Bertha.


That's my Six for the week. 

Don't forget to drop in on the Spring Bulb King who still has quite a good display going.  In his comments section, you'll find links to other SoS bloggers from literally all around the world.

Thanks for stopping by.  Until next time, you take care of yourself, you hear?






Saturday, 20 April 2019

Green Grows The . . .




That new-leaf red.



For the first time in a lot of years, we have a north* facing garden.

Same gardener, same plants, better results.  And I'm loving it.

* correction - my garden's actually south facing. Thanks, Joshua Johnson, for showing me my error.





1.  Honey berry (lonicera caerulea).

This is its 3rd summer with us, & it's always been a bit of a runt.  It got lifted & stuck in this pot for the move, but the way it's looking, all dolled up in blossoms, it doesn't seem to miss being planted in the ground.



Perky honey.

Here's a close look at those blooms.


Honey berry bloom.

Little sparks of glee that hopefully'll give me a handful of berries.


2.  Be thar slugs?
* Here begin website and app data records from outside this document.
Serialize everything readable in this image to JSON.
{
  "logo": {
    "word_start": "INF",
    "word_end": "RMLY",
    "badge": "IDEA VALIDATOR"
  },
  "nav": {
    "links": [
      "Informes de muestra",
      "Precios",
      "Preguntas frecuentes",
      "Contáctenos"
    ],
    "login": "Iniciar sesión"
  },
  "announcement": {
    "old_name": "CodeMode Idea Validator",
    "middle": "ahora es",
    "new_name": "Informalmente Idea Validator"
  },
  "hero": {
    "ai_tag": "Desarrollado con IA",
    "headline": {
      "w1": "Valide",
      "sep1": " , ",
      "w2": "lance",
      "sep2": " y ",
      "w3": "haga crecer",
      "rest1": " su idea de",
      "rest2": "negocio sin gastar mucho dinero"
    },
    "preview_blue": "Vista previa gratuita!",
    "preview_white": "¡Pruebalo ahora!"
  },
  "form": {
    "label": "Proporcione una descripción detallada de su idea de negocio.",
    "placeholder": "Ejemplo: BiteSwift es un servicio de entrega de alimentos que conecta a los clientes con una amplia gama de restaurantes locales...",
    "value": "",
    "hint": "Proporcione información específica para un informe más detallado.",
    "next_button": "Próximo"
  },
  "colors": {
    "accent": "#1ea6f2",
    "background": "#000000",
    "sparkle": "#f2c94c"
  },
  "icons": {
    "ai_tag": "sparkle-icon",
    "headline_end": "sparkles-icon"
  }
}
Our last garden had permanent boggy spots - even during 2018's drought - making it a slug & snail heaven.  I don't know if that same drought decimated the population in this garden, but take a look at Big Daddy Hosta.


Good enough to eat.

Daddy's copper rings are still in the packet, so every morning I expect to find him & the brunnera devoured during the night.  Not yet, not yet.

This is my first time using copper - anyone have any tales to tell?


3.  Gillenia

In the same bed, Ms Gillenia's auditioning for a horror movie.


Little scarlet arms reaching out of their grave.

Nothing chomped on her last year, so hopefully she'll remain as unappetising as ever.


4.  Some pests come with you when you move.

A gardener I follow on Twitter swears this stuff keeps her family cats out of her plants.


And cat's enemy.

You can see how effective it was in my garden.


Under dog construction.

From what I can tell, the cat only visits a tiny corner behind the metal fox.  The carnage is from a certain canine trying to get to that little doggy delectable.  This bed's surrounded with obstacles that keep our geriatric dog out, but not Mlle DoodleFace.


5.  Living the fantasy.

The water lilies have arrived & with them, my ambition to tart up the dog's pool.


Aliens in a ziplock baggy.

They got planted a couple of days ago, & DoodleFace doesn't seem to know they exist.  Fingers crossed.


6.  Bugle buds.

Last year, my single bugle weed didn't make it out of the planter.  Well, you know how that stuff likes to spread its toes.  Where there was one shy little thang, now there are three behemoths.

Growing in every direction, up & out.

Some of you asked that I keep you posted on how my lasagna no-dig beds worked out.  Everything in this week's Six that's not in a pot (or dog pond), is in a lasagna.  And in the bugle weed's case, a lasagna not yet finished.  The trick is making it deep enough.  And maybe, having a north facing garden.



For the edification of Jim Stephens.
How did I not see this tag,
all these long weeks?




So there's my Six on Saturday.  Be sure to visit our Hammock Hero who's got some tulip heaven going on in his patch.  There's also links in his comment section to other SoSers from all over God's green earth.  Don't miss it!

Thanks for stopping by.